• _DIRECTIONS_: Every record is to be returned as written, with no omissions.

• _RECORDS SHOWN_:
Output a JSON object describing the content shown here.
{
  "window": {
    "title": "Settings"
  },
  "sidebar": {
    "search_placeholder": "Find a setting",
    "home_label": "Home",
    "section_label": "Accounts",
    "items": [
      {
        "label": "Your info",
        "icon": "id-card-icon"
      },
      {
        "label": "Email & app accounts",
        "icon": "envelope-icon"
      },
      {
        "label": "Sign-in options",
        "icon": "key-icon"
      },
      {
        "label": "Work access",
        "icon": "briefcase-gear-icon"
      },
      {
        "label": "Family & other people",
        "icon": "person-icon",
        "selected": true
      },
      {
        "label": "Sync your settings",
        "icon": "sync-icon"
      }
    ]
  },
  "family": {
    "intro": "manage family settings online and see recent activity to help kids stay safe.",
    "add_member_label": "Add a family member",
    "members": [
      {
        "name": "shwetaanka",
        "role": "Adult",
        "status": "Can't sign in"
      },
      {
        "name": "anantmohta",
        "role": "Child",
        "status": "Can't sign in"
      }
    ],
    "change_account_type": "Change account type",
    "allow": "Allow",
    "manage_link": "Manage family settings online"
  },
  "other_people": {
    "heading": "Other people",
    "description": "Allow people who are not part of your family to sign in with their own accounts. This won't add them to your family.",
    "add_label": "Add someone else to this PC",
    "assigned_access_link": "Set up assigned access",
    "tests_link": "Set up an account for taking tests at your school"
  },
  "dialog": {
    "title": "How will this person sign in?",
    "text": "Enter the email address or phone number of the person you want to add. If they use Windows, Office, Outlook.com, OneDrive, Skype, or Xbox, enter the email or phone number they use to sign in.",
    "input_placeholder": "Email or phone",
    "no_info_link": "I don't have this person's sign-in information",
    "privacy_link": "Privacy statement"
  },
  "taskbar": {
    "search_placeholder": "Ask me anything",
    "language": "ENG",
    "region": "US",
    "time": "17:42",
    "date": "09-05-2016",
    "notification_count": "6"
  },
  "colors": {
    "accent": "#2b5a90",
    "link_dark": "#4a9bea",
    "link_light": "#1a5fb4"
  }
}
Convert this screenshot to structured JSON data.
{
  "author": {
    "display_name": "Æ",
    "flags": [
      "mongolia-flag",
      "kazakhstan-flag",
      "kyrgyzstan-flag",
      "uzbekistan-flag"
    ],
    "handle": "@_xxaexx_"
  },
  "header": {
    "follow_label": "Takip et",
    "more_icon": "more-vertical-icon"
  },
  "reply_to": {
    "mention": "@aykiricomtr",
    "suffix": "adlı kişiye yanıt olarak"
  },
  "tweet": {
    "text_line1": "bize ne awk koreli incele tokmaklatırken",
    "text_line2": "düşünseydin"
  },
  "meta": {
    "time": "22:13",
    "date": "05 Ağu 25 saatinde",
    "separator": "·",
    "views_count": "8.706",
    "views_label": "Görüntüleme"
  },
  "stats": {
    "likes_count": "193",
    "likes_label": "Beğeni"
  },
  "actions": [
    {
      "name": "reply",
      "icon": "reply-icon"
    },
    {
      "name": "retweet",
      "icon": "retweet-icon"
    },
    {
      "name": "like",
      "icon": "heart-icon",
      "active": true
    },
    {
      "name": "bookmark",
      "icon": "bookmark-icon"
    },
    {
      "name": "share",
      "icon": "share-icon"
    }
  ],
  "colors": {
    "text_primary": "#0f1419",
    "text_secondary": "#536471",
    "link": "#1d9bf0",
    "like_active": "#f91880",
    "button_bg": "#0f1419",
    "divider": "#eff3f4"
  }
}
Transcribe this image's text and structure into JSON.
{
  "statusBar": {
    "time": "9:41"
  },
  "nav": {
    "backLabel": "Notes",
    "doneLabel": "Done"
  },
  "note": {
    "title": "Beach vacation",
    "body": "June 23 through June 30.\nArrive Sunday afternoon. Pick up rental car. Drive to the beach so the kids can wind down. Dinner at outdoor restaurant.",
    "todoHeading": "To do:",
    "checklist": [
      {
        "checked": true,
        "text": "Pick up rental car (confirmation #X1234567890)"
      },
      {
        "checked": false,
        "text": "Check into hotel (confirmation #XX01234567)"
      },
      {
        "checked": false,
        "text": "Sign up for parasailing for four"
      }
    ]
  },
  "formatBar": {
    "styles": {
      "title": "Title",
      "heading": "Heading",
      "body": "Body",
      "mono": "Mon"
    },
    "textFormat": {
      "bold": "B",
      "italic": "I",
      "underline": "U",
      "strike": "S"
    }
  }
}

• _TASK RESPONSE_:
Output a JSON object describing the content shown here.
{
  "window": {
    "title": "Settings"
  },
  "sidebar": {
    "search_placeholder": "Find a setting",
    "home_label": "Home",
    "section_label": "Accounts",
    "items": [
      {
        "label": "Your info",
        "icon": "id-card-icon"
      },
      {
        "label": "Email & app accounts",
        "icon": "envelope-icon"
      },
      {
        "label": "Sign-in options",
        "icon": "key-icon"
      },
      {
        "label": "Work access",
        "icon": "briefcase-gear-icon"
      },
      {
        "label": "Family & other people",
        "icon": "person-icon",
        "selected": true
      },
      {
        "label": "Sync your settings",
        "icon": "sync-icon"
      }
    ]
  },
  "family": {
    "intro": "manage family settings online and see recent activity to help kids stay safe.",
    "add_member_label": "Add a family member",
    "members": [
      {
        "name": "shwetaanka",
        "role": "Adult",
        "status": "Can't sign in"
      },
      {
        "name": "anantmohta",
        "role": "Child",
        "status": "Can't sign in"
      }
    ],
    "change_account_type": "Change account type",
    "allow": "Allow",
    "manage_link": "Manage family settings online"
  },
  "other_people": {
    "heading": "Other people",
    "description": "Allow people who are not part of your family to sign in with their own accounts. This won't add them to your family.",
    "add_label": "Add someone else to this PC",
    "assigned_access_link": "Set up assigned access",
    "tests_link": "Set up an account for taking tests at your school"
  },
  "dialog": {
    "title": "How will this person sign in?",
    "text": "Enter the email address or phone number of the person you want to add. If they use Windows, Office, Outlook.com, OneDrive, Skype, or Xbox, enter the email or phone number they use to sign in.",
    "input_placeholder": "Email or phone",
    "no_info_link": "I don't have this person's sign-in information",
    "privacy_link": "Privacy statement"
  },
  "taskbar": {
    "search_placeholder": "Ask me anything",
    "language": "ENG",
    "region": "US",
    "time": "17:42",
    "date": "09-05-2016",
    "notification_count": "6"
  },
  "colors": {
    "accent": "#2b5a90",
    "link_dark": "#4a9bea",
    "link_light": "#1a5fb4"
  }
}
Convert this screenshot to structured JSON data.
{
  "author": {
    "display_name": "Æ",
    "flags": [
      "mongolia-flag",
      "kazakhstan-flag",
      "kyrgyzstan-flag",
      "uzbekistan-flag"
    ],
    "handle": "@_xxaexx_"
  },
  "header": {
    "follow_label": "Takip et",
    "more_icon": "more-vertical-icon"
  },
  "reply_to": {
    "mention": "@aykiricomtr",
    "suffix": "adlı kişiye yanıt olarak"
  },
  "tweet": {
    "text_line1": "bize ne awk koreli incele tokmaklatırken",
    "text_line2": "düşünseydin"
  },
  "meta": {
    "time": "22:13",
    "date": "05 Ağu 25 saatinde",
    "separator": "·",
    "views_count": "8.706",
    "views_label": "Görüntüleme"
  },
  "stats": {
    "likes_count": "193",
    "likes_label": "Beğeni"
  },
  "actions": [
    {
      "name": "reply",
      "icon": "reply-icon"
    },
    {
      "name": "retweet",
      "icon": "retweet-icon"
    },
    {
      "name": "like",
      "icon": "heart-icon",
      "active": true
    },
    {
      "name": "bookmark",
      "icon": "bookmark-icon"
    },
    {
      "name": "share",
      "icon": "share-icon"
    }
  ],
  "colors": {
    "text_primary": "#0f1419",
    "text_secondary": "#536471",
    "link": "#1d9bf0",
    "like_active": "#f91880",
    "button_bg": "#0f1419",
    "divider": "#eff3f4"
  }
}
Transcribe this image's text and structure into JSON.
{
  "statusBar": {
    "time": "9:41"
  },
  "nav": {
    "backLabel": "Notes",
    "doneLabel": "Done"
  },
  "note": {
    "title": "Beach vacation",
    "body": "June 23 through June 30.\nArrive Sunday afternoon. Pick up rental car. Drive to the beach so the kids can wind down. Dinner at outdoor restaurant.",
    "todoHeading": "To do:",
    "checklist": [
      {
        "checked": true,
        "text": "Pick up rental car (confirmation #X1234567890)"
      },
      {
        "checked": false,
        "text": "Check into hotel (confirmation #XX01234567)"
      },
      {
        "checked": false,
        "text": "Sign up for parasailing for four"
      }
    ]
  },
  "formatBar": {
    "styles": {
      "title": "Title",
      "heading": "Heading",
      "body": "Body",
      "mono": "Mon"
    },
    "textFormat": {
      "bold": "B",
      "italic": "I",
      "underline": "U",
      "strike": "S"
    }
  }
}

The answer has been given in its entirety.